Women In Manufacturing: Yesterday, Today, and Tomorrow

women driving forklift in manufacturing facility

Rosie the Riveter may be the most well-known woman in manufacturing history. Except Rosie was an idea and not a specific person. She represented bold and determined women who entered the industrial workforce during World War II. She symbolized empowerment for working women, whose strength carried the American economy during a most desperate hour. 

But there were women in manufacturing long before Rosie’s first poster, and their continued involvement is critical for the industry’s future.  

History of Women in Manufacturing

One of the first women in manufacturing was Sarah Breedlove, more commonly known by her married name, Madam C.J. Walker. She opened a factory and beauty school in 1908, training sales beauticians and producing a cosmetics line. Her success inspired many women to pursue dreams of manufacturing their own products as business owners. 

A few years later, America entered the first world war. Many men left their jobs to join the military, but the demand for wartime production remained. Women filled these empty roles in factories, operating drill presses, welding equipment, cranes, screw machines, and metalworking equipment. Not only did they lead manual labor efforts during the war, but they were also involved in production design, lab testing, drafting rooms, and logistics. 

Unfortunately, many women were laid off when the men returned from war. But it wouldn’t be long before women were returned to the workforce during a global crisis, with the percentage of working women increasing from 26 to 36 percent between 1940 and 1945.

After World War II, many jobs performed by women during the war went to men returning from war, but this time, more women pursued options to remain in the workforce, including in manufacturing jobs.  

Changes Fueling Womens’ Role In Industry

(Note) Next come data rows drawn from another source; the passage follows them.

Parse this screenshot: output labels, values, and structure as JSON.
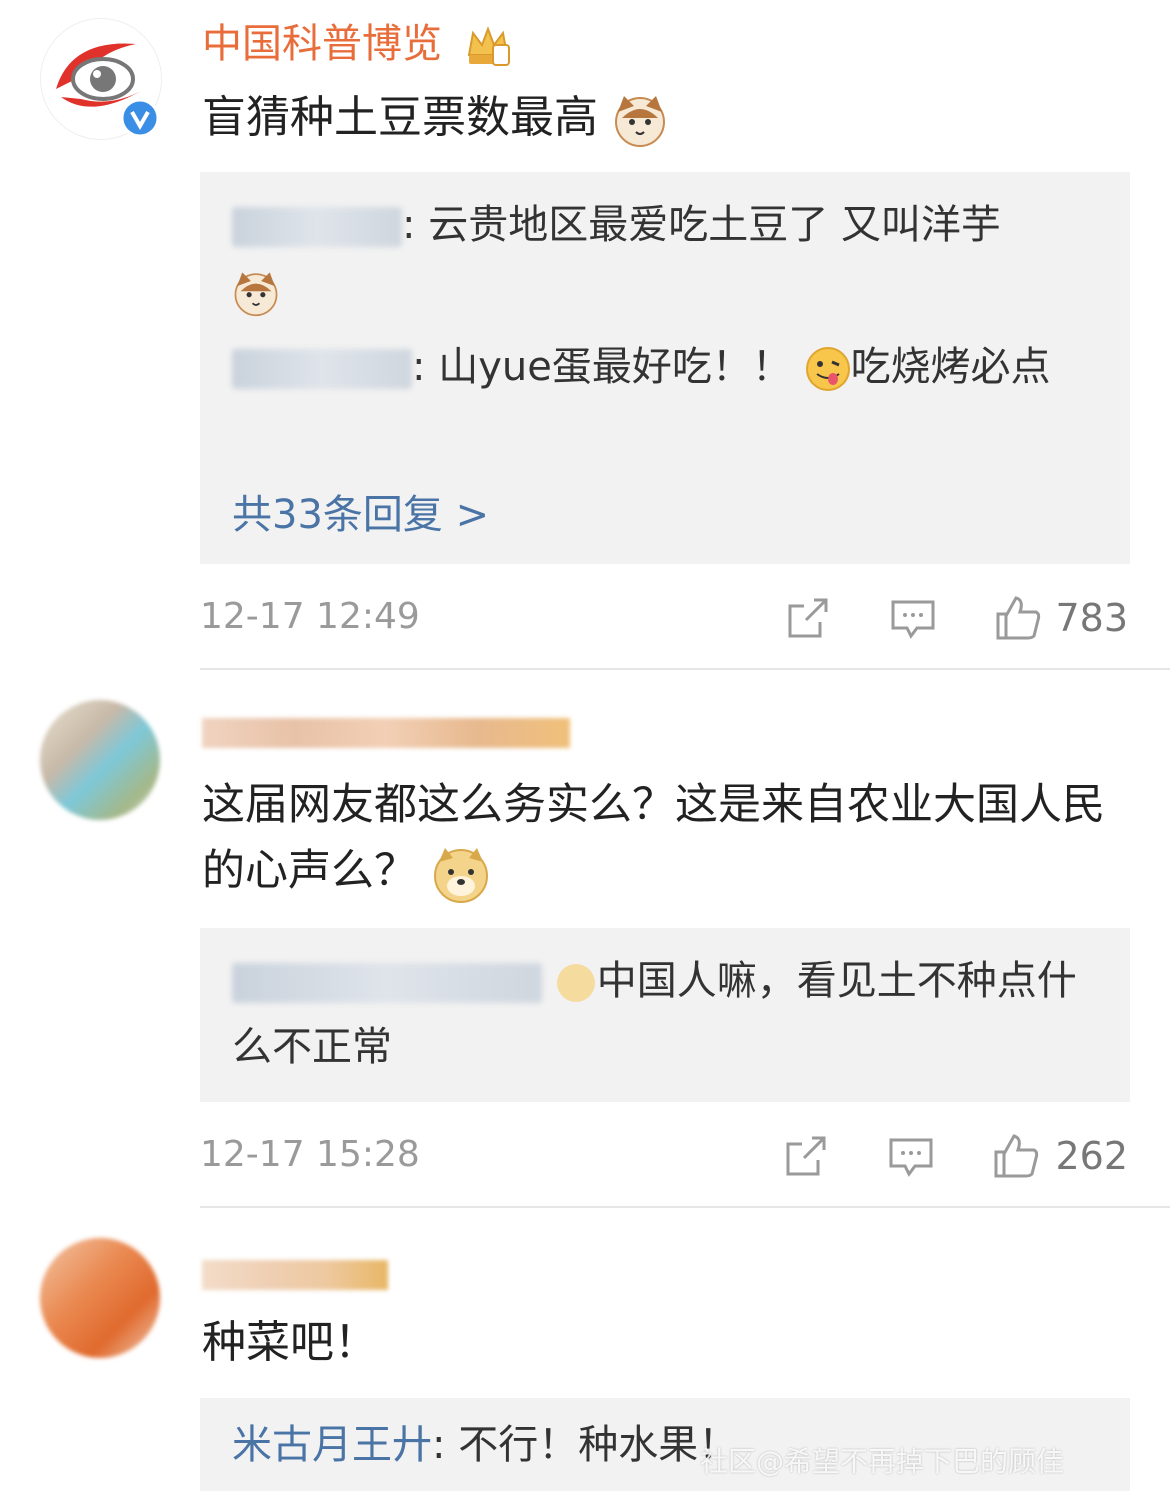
{
  "comments": [
    {
      "user": "中国科普博览",
      "text": "盲猜种土豆票数最高",
      "replies": [
        {
          "user": "易峰笔记",
          "text": "云贵地区最爱吃土豆了 又叫洋芋"
        },
        {
          "user": "用户",
          "text_a": "山yue蛋最好吃！！",
          "text_b": "吃烧烤必点"
        }
      ],
      "more_replies": "共33条回复 >",
      "time": "12-17 12:49",
      "likes": "783"
    },
    {
      "user": "",
      "text": "这届网友都这么务实么？这是来自农业大国人民的心声么？",
      "replies": [
        {
          "user": "",
          "text": "中国人嘛，看见土不种点什么不正常"
        }
      ],
      "time": "12-17 15:28",
      "likes": "262"
    },
    {
      "user": "",
      "text": "种菜吧！",
      "replies": [
        {
          "user": "米古月王廾",
          "text": "不行！种水果！"
        }
      ]
    }
  ],
  "watermark": "社区@希望不再掉下巴的顾佳",
  "icons": [
    "share-icon",
    "comment-icon",
    "like-icon",
    "verified-icon",
    "crown-icon",
    "cat-emoji-icon",
    "tongue-emoji-icon",
    "doge-emoji-icon"
  ],
  "colors": {
    "name_orange": "#e86d3a",
    "link_blue": "#4a73a6",
    "reply_bg": "#f2f2f2",
    "meta_gray": "#9a9a9a"
  }
}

Women make up almost half of the US workforce, but US Census Bureau data shows they only hold about 30% percent of 15.8 million manufacturing jobs and 25% of manufacturing leadership positions. But women continue to make inroads as more companies recognize the value of an integrated and inclusive workplace. Diversity boosts the bottom line, fosters more creative environments, and improves employee morale and retention. As industry recognizes these benefits, opinions about manufacturing are changing among women, and many have begun to see a place for themselves in this exciting and challenging industry.

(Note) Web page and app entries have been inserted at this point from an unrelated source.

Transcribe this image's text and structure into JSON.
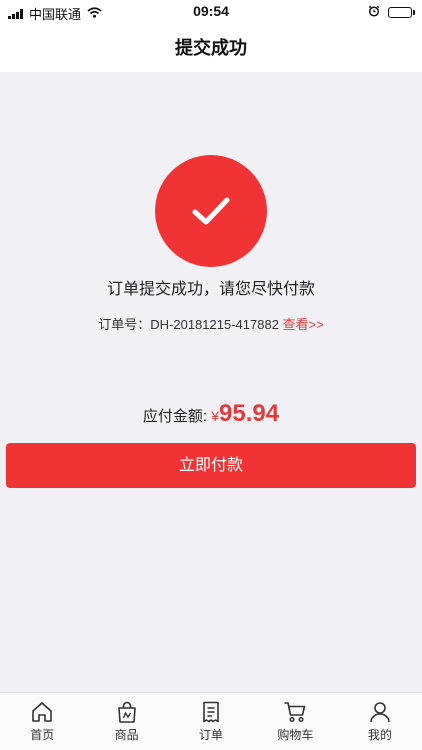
{
  "status_bar": {
    "carrier": "中国联通",
    "time": "09:54"
  },
  "nav": {
    "title": "提交成功"
  },
  "result": {
    "message": "订单提交成功，请您尽快付款",
    "order_label": "订单号：",
    "order_number": "DH-20181215-417882",
    "view_link": "查看>>"
  },
  "payment": {
    "label": "应付金额:",
    "currency": "¥",
    "amount": "95.94",
    "button_label": "立即付款"
  },
  "tabbar": {
    "items": [
      {
        "label": "首页",
        "icon": "home-icon"
      },
      {
        "label": "商品",
        "icon": "shopping-bag-icon"
      },
      {
        "label": "订单",
        "icon": "order-list-icon"
      },
      {
        "label": "购物车",
        "icon": "cart-icon"
      },
      {
        "label": "我的",
        "icon": "user-icon"
      }
    ]
  },
  "colors": {
    "accent": "#f03435",
    "link": "#e03a3a",
    "background": "#f1f0f5"
  }
}
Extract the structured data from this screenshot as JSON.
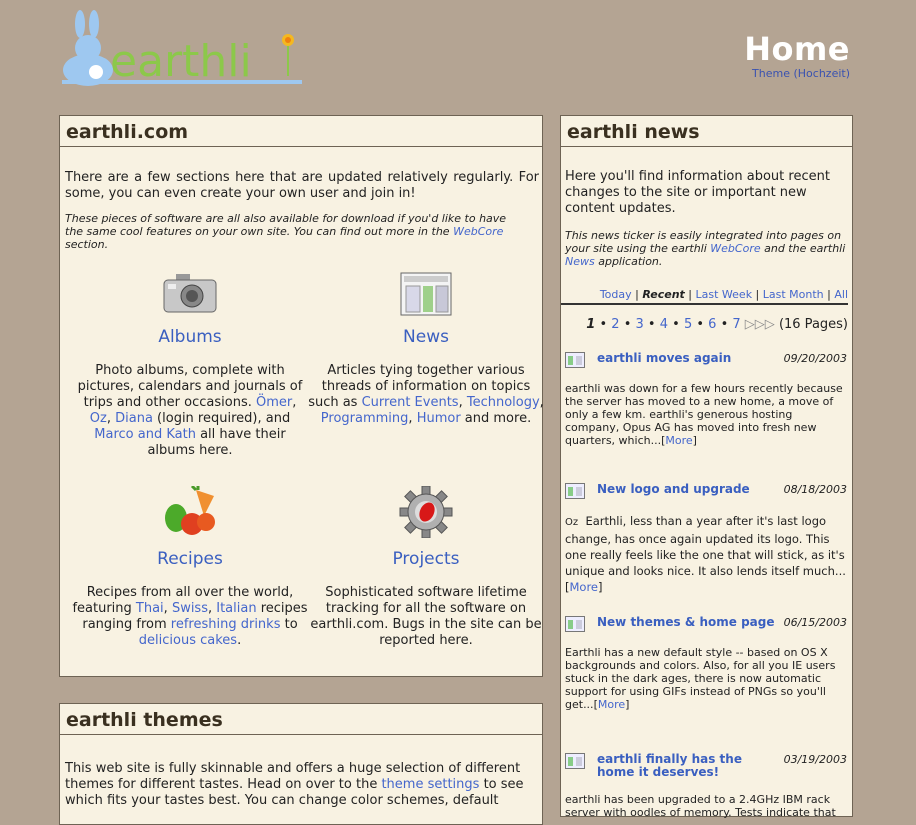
{
  "header": {
    "title": "Home",
    "theme_label": "Theme (Hochzeit)",
    "logo_text": "earthli"
  },
  "main": {
    "heading": "earthli.com",
    "intro": "There are a few sections here that are updated relatively regularly. For some, you can even create your own user and join in!",
    "software_note": "These pieces of software are all also available for download if you'd like to have the same cool features on your own site. You can find out more in the",
    "software_link": "WebCore",
    "software_note_end": "section.",
    "sections": [
      {
        "title": "Albums",
        "icon": "camera-icon",
        "parts": [
          "Photo albums, complete with pictures, calendars and journals of trips and other occasions. ",
          "Ömer",
          ", ",
          "Oz",
          ", ",
          "Diana",
          " (login required), and ",
          "Marco and Kath",
          " all have their albums here."
        ]
      },
      {
        "title": "News",
        "icon": "newspaper-icon",
        "parts": [
          "Articles tying together various threads of information on topics such as ",
          "Current Events",
          ", ",
          "Technology",
          ", ",
          "Programming",
          ", ",
          "Humor",
          " and more."
        ]
      },
      {
        "title": "Recipes",
        "icon": "vegetables-icon",
        "parts": [
          "Recipes from all over the world, featuring ",
          "Thai",
          ", ",
          "Swiss",
          ", ",
          "Italian",
          " recipes ranging from ",
          "refreshing drinks",
          " to ",
          "delicious cakes",
          "."
        ]
      },
      {
        "title": "Projects",
        "icon": "gear-bug-icon",
        "parts": [
          "Sophisticated software lifetime tracking for all the software on earthli.com. Bugs in the site can be reported here."
        ]
      }
    ]
  },
  "news": {
    "heading": "earthli news",
    "intro": "Here you'll find information about recent changes to the site or important new content updates.",
    "note_pre": "This news ticker is easily integrated into pages on your site using the earthli ",
    "note_link1": "WebCore",
    "note_mid": " and the earthli ",
    "note_link2": "News",
    "note_end": " application.",
    "filters": [
      "Today",
      "Recent",
      "Last Week",
      "Last Month",
      "All"
    ],
    "pages": [
      "1",
      "2",
      "3",
      "4",
      "5",
      "6",
      "7"
    ],
    "page_count": "(16 Pages)",
    "items": [
      {
        "title": "earthli moves again",
        "date": "09/20/2003",
        "body": "earthli was down for a few hours recently because the server has moved to a new home, a move of only a few km. earthli's generous hosting company, Opus AG has moved into fresh new quarters, which...",
        "more": "More"
      },
      {
        "title": "New logo and upgrade",
        "date": "08/18/2003",
        "author": "Oz",
        "body": "Earthli, less than a year after it's last logo change, has once again updated its logo. This one really feels like the one that will stick, as it's unique and looks nice. It also lends itself much...",
        "more": "More"
      },
      {
        "title": "New themes & home page",
        "date": "06/15/2003",
        "body": "Earthli has a new default style -- based on OS X backgrounds and colors. Also, for all you IE users stuck in the dark ages, there is now automatic support for using GIFs instead of PNGs so you'll get...",
        "more": "More"
      },
      {
        "title": "earthli finally has the home it deserves!",
        "date": "03/19/2003",
        "body": "earthli has been upgraded to a 2.4GHz IBM rack server with oodles of memory. Tests indicate that",
        "more": ""
      }
    ]
  },
  "themes": {
    "heading": "earthli themes",
    "text_pre": "This web site is fully skinnable and offers a huge selection of different themes for different tastes. Head on over to the ",
    "link": "theme settings",
    "text_post": " to see which fits your tastes best. You can change color schemes, default"
  },
  "colors": {
    "background": "#b4a493",
    "panel": "#f8f2e2",
    "link": "#4466cc",
    "border": "#6e6354"
  }
}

In recent decades, several organizations have been founded to support women in manufacturing. In 2011, Allison Grealis founded the nonprofit trade association Women in Manufacturing (WiM). Since then, WiM has grown to be the only national and global trade association that provides continual support to women in manufacturing. WiM has over 10,000 members representing more than 2,000 manufacturing companies in 48 U.S. states and 35 countries worldwide. Learn more about this incredible organization here!

Other organizations providing resources and helping women in manufacturing succeed include:

  • The Manufacturing Institute – Empowering women in manufacturing through recognition, research, and leadership and encouraging them to share their skills with the next generation. 
  • STEP Ahead Awards – Recognizing leaders and top talent in manufacturing to encourage the next generation of female talent to pursue modern manufacturing careers.
  • Society of Women Engineers – Providing hundreds of scholarships to women preparing for careers in engineering, including manufacturing engineering.
  • Influential Women In Manufacturing – Recognizing and honoring women who enact change in manufacturing and industrial production spaces. 

Increasing Opportunities for Women in Manufacturing

Automation, augmentation, and many other new technologies are developing rapidly and changing the workplace. Future jobs in manufacturing will require more specialized skills than ever before, but talent, transformation, innovation, and leadership will always be just as important as technology. 

Organizations like Women in Manufacturing provide networking opportunities, career development resources, and support educational programs to further the advancement of women in the manufacturing field.

There are countless opportunities for women currently in the field seeking leadership positions and female students considering a career in STEM to impact the future of manufacturing. 

As Shannon Winans, marketing director for PAC Machinery, recently said in WiM’s 2022 Impact Newsletter, “I have seen women in my company take ownership, problem solve, and create process improvements. They are change-makers in the organization. There has never been a better time for women to not only be in manufacturing but to make a positive difference in business.” See the newsletter and their advice to women in manufacturing here. 

Looking to the Future

At ProcessBarron, our female employees bring innovation and excellence to our workplace. We are eager to see how women change the future of manufacturing, both in our company and worldwide! 

Women are critical to manufacturing’s future. If you’re interested in being part of this exciting industry, check out our job openings! We have several part-time and full-time manufacturing positions available. We’d love for you to join our team!